This regime survived until the arrival of Genghis Khan's Mongolian cavalries and was referred to in Chinese sources as Kara-Kitai, Kara-Khitai, Kara-Khitay, Kara-Khitan, Western Liao, Xi Liao or similar variants. The Kitai or Khitai suffixes were quoted from Russian sources.
|Temple Names ( Miao Hao 廟號 miao4 hao4)||Posthumous Names ( Shi Hao 諡號 )||Born Names||Convention||Period of Reigns||Era Names (Nian Hao 年號) and their according range of years|
|Convention: check each sovereign|
|De Zong (德宗 de2 zong1)||Tian You Wu Lie Di|天祐武烈帝 tian1 you4 wu3 lie4 di4||Yeluu Dashi|耶律大石 ye1 luu4 da4 shi2 or Yeluu Da Shi|耶律達實 ye1 luu4 da2 shi2 ("Da-Shi" might be the Chinese title "Tai-Shi", meaning "vizier"; Or it could mean "Stone" in Turkish, as the Chinese transliteration suggests)||use born name||1124-1144||Yanqing (延慶 yan2 qing4) 1124 or 1125-1134
|Did not exist||Qian Tian Hou (感天后 gan3 tian1 hou4)||Tabuyan|塔不煙 ta3 bu4 yan1||"Xi Liao" + posthumous name||1144-1150||Xianqing (咸清 xian2 qing1) 1144-1150
|Ren Zong (仁宗 ren2 zong1)||Too tedious thus not used when referring to this sovereign||Yeluu Yilie|耶律夷列 ye1 luu4 yi2 lie4||"Xi Liao" + temple name||1150-1164||Shaoxing (紹興 shao4 xing1) 1150-1164
|Did not exist||Cheng Tian Hou (承天后 cheng2 tian1 hou4)||Yeluu Pusuwan|耶律普速完 pu3 su4 wan2||"Xi Liao" + posthumous name||1164-1178||Chongfu (崇福 chong2 fu2) 1164-1178
|Did not exist||Mo Zhu |末主 mo4 zhu3 or Mo Di |末帝 mo4 di4||Yeluu Zhilugu|耶律直魯古 ye1 luu4 zhi2 lu3 gu3||use born name||1178-1211||Tianxi (天禧 tian1 xi1) 1178-1211

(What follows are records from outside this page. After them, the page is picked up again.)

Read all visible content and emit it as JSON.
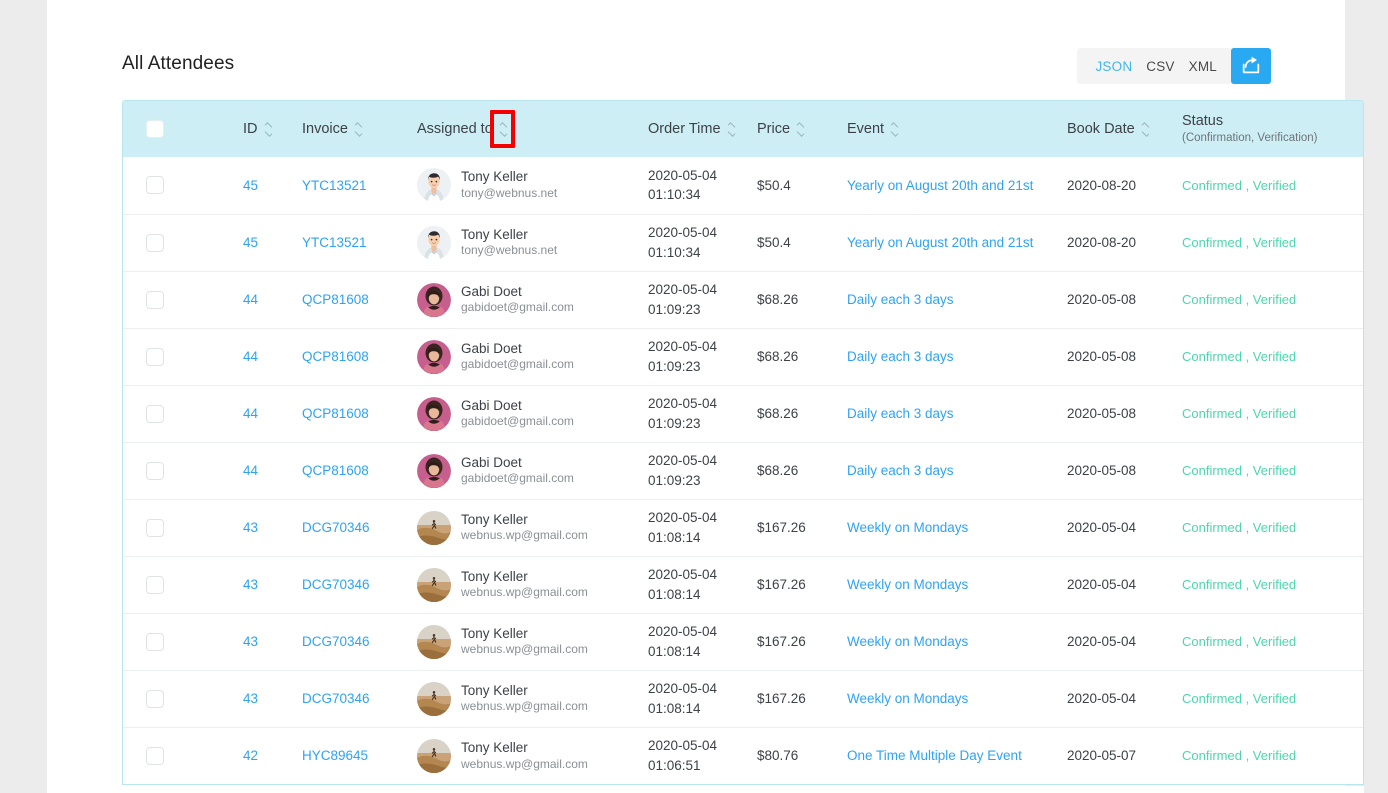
{
  "page": {
    "title": "All Attendees"
  },
  "export_bar": {
    "formats": [
      {
        "label": "JSON",
        "active": true
      },
      {
        "label": "CSV",
        "active": false
      },
      {
        "label": "XML",
        "active": false
      }
    ],
    "export_button_icon": "share-export-icon",
    "accent_color": "#28a9f2"
  },
  "table": {
    "headers": {
      "select_all": "",
      "id": "ID",
      "invoice": "Invoice",
      "assigned_to": "Assigned to",
      "order_time": "Order Time",
      "price": "Price",
      "event": "Event",
      "book_date": "Book Date",
      "status_main": "Status",
      "status_sub": "(Confirmation, Verification)"
    },
    "header_bg": "#cdeef5",
    "link_color": "#2ea3f2",
    "status_color": "#4cd6ad",
    "rows": [
      {
        "id": "45",
        "invoice": "YTC13521",
        "name": "Tony Keller",
        "email": "tony@webnus.net",
        "avatar": "avatar-cartoon-man",
        "order_date": "2020-05-04",
        "order_clock": "01:10:34",
        "price": "$50.4",
        "event": "Yearly on August 20th and 21st",
        "book_date": "2020-08-20",
        "status": "Confirmed , Verified"
      },
      {
        "id": "45",
        "invoice": "YTC13521",
        "name": "Tony Keller",
        "email": "tony@webnus.net",
        "avatar": "avatar-cartoon-man",
        "order_date": "2020-05-04",
        "order_clock": "01:10:34",
        "price": "$50.4",
        "event": "Yearly on August 20th and 21st",
        "book_date": "2020-08-20",
        "status": "Confirmed , Verified"
      },
      {
        "id": "44",
        "invoice": "QCP81608",
        "name": "Gabi Doet",
        "email": "gabidoet@gmail.com",
        "avatar": "avatar-photo-woman",
        "order_date": "2020-05-04",
        "order_clock": "01:09:23",
        "price": "$68.26",
        "event": "Daily each 3 days",
        "book_date": "2020-05-08",
        "status": "Confirmed , Verified"
      },
      {
        "id": "44",
        "invoice": "QCP81608",
        "name": "Gabi Doet",
        "email": "gabidoet@gmail.com",
        "avatar": "avatar-photo-woman",
        "order_date": "2020-05-04",
        "order_clock": "01:09:23",
        "price": "$68.26",
        "event": "Daily each 3 days",
        "book_date": "2020-05-08",
        "status": "Confirmed , Verified"
      },
      {
        "id": "44",
        "invoice": "QCP81608",
        "name": "Gabi Doet",
        "email": "gabidoet@gmail.com",
        "avatar": "avatar-photo-woman",
        "order_date": "2020-05-04",
        "order_clock": "01:09:23",
        "price": "$68.26",
        "event": "Daily each 3 days",
        "book_date": "2020-05-08",
        "status": "Confirmed , Verified"
      },
      {
        "id": "44",
        "invoice": "QCP81608",
        "name": "Gabi Doet",
        "email": "gabidoet@gmail.com",
        "avatar": "avatar-photo-woman",
        "order_date": "2020-05-04",
        "order_clock": "01:09:23",
        "price": "$68.26",
        "event": "Daily each 3 days",
        "book_date": "2020-05-08",
        "status": "Confirmed , Verified"
      },
      {
        "id": "43",
        "invoice": "DCG70346",
        "name": "Tony Keller",
        "email": "webnus.wp@gmail.com",
        "avatar": "avatar-photo-landscape",
        "order_date": "2020-05-04",
        "order_clock": "01:08:14",
        "price": "$167.26",
        "event": "Weekly on Mondays",
        "book_date": "2020-05-04",
        "status": "Confirmed , Verified"
      },
      {
        "id": "43",
        "invoice": "DCG70346",
        "name": "Tony Keller",
        "email": "webnus.wp@gmail.com",
        "avatar": "avatar-photo-landscape",
        "order_date": "2020-05-04",
        "order_clock": "01:08:14",
        "price": "$167.26",
        "event": "Weekly on Mondays",
        "book_date": "2020-05-04",
        "status": "Confirmed , Verified"
      },
      {
        "id": "43",
        "invoice": "DCG70346",
        "name": "Tony Keller",
        "email": "webnus.wp@gmail.com",
        "avatar": "avatar-photo-landscape",
        "order_date": "2020-05-04",
        "order_clock": "01:08:14",
        "price": "$167.26",
        "event": "Weekly on Mondays",
        "book_date": "2020-05-04",
        "status": "Confirmed , Verified"
      },
      {
        "id": "43",
        "invoice": "DCG70346",
        "name": "Tony Keller",
        "email": "webnus.wp@gmail.com",
        "avatar": "avatar-photo-landscape",
        "order_date": "2020-05-04",
        "order_clock": "01:08:14",
        "price": "$167.26",
        "event": "Weekly on Mondays",
        "book_date": "2020-05-04",
        "status": "Confirmed , Verified"
      },
      {
        "id": "42",
        "invoice": "HYC89645",
        "name": "Tony Keller",
        "email": "webnus.wp@gmail.com",
        "avatar": "avatar-photo-landscape",
        "order_date": "2020-05-04",
        "order_clock": "01:06:51",
        "price": "$80.76",
        "event": "One Time Multiple Day Event",
        "book_date": "2020-05-07",
        "status": "Confirmed , Verified"
      }
    ]
  },
  "annotation": {
    "type": "red-highlight-box",
    "target": "assigned-to-sort-control",
    "color": "#f40000"
  }
}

|Did not exist||Did not exist||Kuchlug (Ch 屈出律 qu1 chu1 luu4)||use born name||1211-1221||Did not exist|
The Islamized Qarluk princely clan, the Balasaghunlu Ashinalar (the Karakhanids) gravitated toward the Persian Islamic cultural zone after their political autonomy and suzereignty over Central Asia was secured during the 9-10th century.
As they became increasingly Persianized (to the point of adopting "Afrasiab", a Shahnameh mythical figure as the ancestor of their lineage), they settled in the more Indo-Iranian sedentary centers such as Qashgari, and became detached from the nomadic traditions of fellow Qarluqs, many of whom retained the Nestorian-Mahayana-Manichaean religious mixture of the former Uyghur Khanate.
When the Khitays came, along with Nestorian Naiman recruits, they solicited support among Qarluks from Semirechye to the Irtysh region.
Though largely Mahayana and Confucian in organizing principles, the nucleus of Khitay elites were wise to adopt elements of Nestorian identity, as reflected in the Christian names of the Kara-Khitay Gur-Khans.
The Khitay conquest of Central Asia, can thus be seen as internecine struggle within the Qarluk nomadic tribe, only played out as dynastic conflict between the conquering Khitay elites and the defending Kara-Khanid princes, resulting in the subjugation of the latter by the former, and in the subjugation of the Muslim Qarluks by their Nestorian kins and the Nestorian Naimans.